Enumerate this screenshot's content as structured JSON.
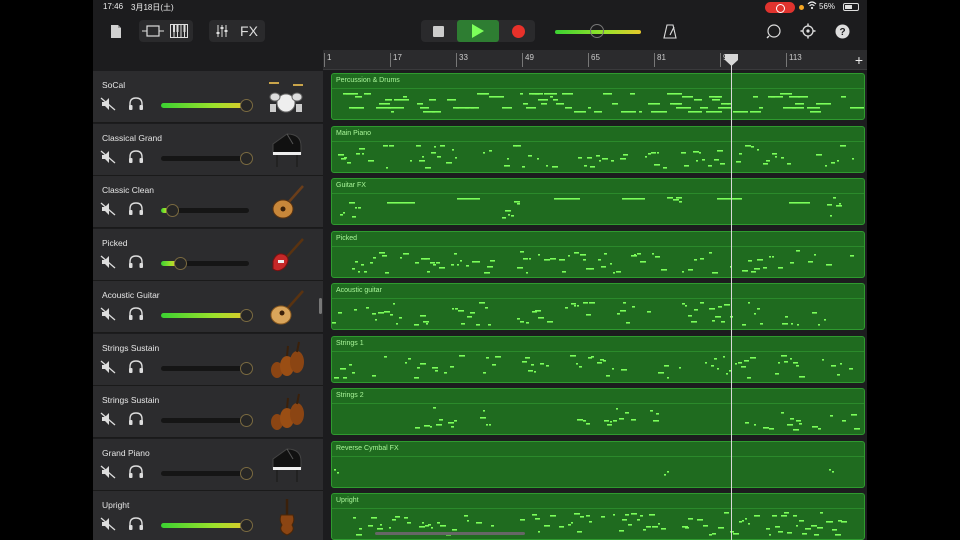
{
  "status_bar": {
    "time": "17:46",
    "date": "3月18日(土)",
    "battery": "56%"
  },
  "toolbar": {
    "fx_label": "FX"
  },
  "ruler": {
    "markers": [
      "1",
      "17",
      "33",
      "49",
      "65",
      "81",
      "97",
      "113"
    ]
  },
  "tracks": [
    {
      "name": "SoCal",
      "instrument_icon": "drum-kit-icon",
      "volume": 1.0,
      "region": "Percussion & Drums"
    },
    {
      "name": "Classical Grand",
      "instrument_icon": "grand-piano-icon",
      "volume": 0.0,
      "region": "Main Piano"
    },
    {
      "name": "Classic Clean",
      "instrument_icon": "electric-guitar-icon",
      "volume": 0.08,
      "region": "Guitar FX"
    },
    {
      "name": "Picked",
      "instrument_icon": "bass-guitar-icon",
      "volume": 0.18,
      "region": "Picked"
    },
    {
      "name": "Acoustic Guitar",
      "instrument_icon": "acoustic-guitar-icon",
      "volume": 1.0,
      "region": "Acoustic guitar"
    },
    {
      "name": "Strings Sustain",
      "instrument_icon": "strings-icon",
      "volume": 0.0,
      "region": "Strings 1"
    },
    {
      "name": "Strings Sustain",
      "instrument_icon": "strings-icon",
      "volume": 0.0,
      "region": "Strings 2"
    },
    {
      "name": "Grand Piano",
      "instrument_icon": "grand-piano-icon",
      "volume": 0.0,
      "region": "Reverse Cymbal FX"
    },
    {
      "name": "Upright",
      "instrument_icon": "upright-bass-icon",
      "volume": 1.0,
      "region": "Upright"
    }
  ],
  "colors": {
    "region_fill": "#1f6b1f",
    "region_border": "#2f9a2f",
    "note": "#7cff5a",
    "record": "#e8312a"
  }
}
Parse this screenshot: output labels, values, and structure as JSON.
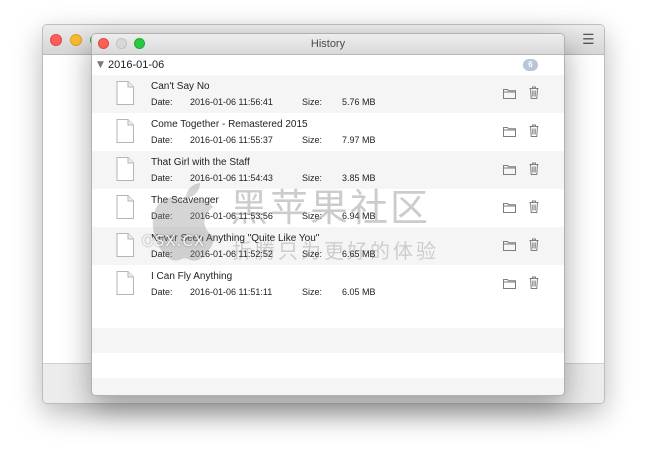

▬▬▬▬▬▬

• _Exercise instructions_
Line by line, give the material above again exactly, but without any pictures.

• _Your solution_
Enumerate this screenshot's content as structured JSON.
{
  "status_bar": {
    "time": "17:46",
    "date": "3月18日(土)",
    "battery": "56%"
  },
  "toolbar": {
    "fx_label": "FX"
  },
  "ruler": {
    "markers": [
      "1",
      "17",
      "33",
      "49",
      "65",
      "81",
      "97",
      "113"
    ]
  },
  "tracks": [
    {
      "name": "SoCal",
      "instrument_icon": "drum-kit-icon",
      "volume": 1.0,
      "region": "Percussion & Drums"
    },
    {
      "name": "Classical Grand",
      "instrument_icon": "grand-piano-icon",
      "volume": 0.0,
      "region": "Main Piano"
    },
    {
      "name": "Classic Clean",
      "instrument_icon": "electric-guitar-icon",
      "volume": 0.08,
      "region": "Guitar FX"
    },
    {
      "name": "Picked",
      "instrument_icon": "bass-guitar-icon",
      "volume": 0.18,
      "region": "Picked"
    },
    {
      "name": "Acoustic Guitar",
      "instrument_icon": "acoustic-guitar-icon",
      "volume": 1.0,
      "region": "Acoustic guitar"
    },
    {
      "name": "Strings Sustain",
      "instrument_icon": "strings-icon",
      "volume": 0.0,
      "region": "Strings 1"
    },
    {
      "name": "Strings Sustain",
      "instrument_icon": "strings-icon",
      "volume": 0.0,
      "region": "Strings 2"
    },
    {
      "name": "Grand Piano",
      "instrument_icon": "grand-piano-icon",
      "volume": 0.0,
      "region": "Reverse Cymbal FX"
    },
    {
      "name": "Upright",
      "instrument_icon": "upright-bass-icon",
      "volume": 1.0,
      "region": "Upright"
    }
  ],
  "colors": {
    "region_fill": "#1f6b1f",
    "region_border": "#2f9a2f",
    "note": "#7cff5a",
    "record": "#e8312a"
  }
}
Parse this screenshot: output labels, values, and structure as JSON.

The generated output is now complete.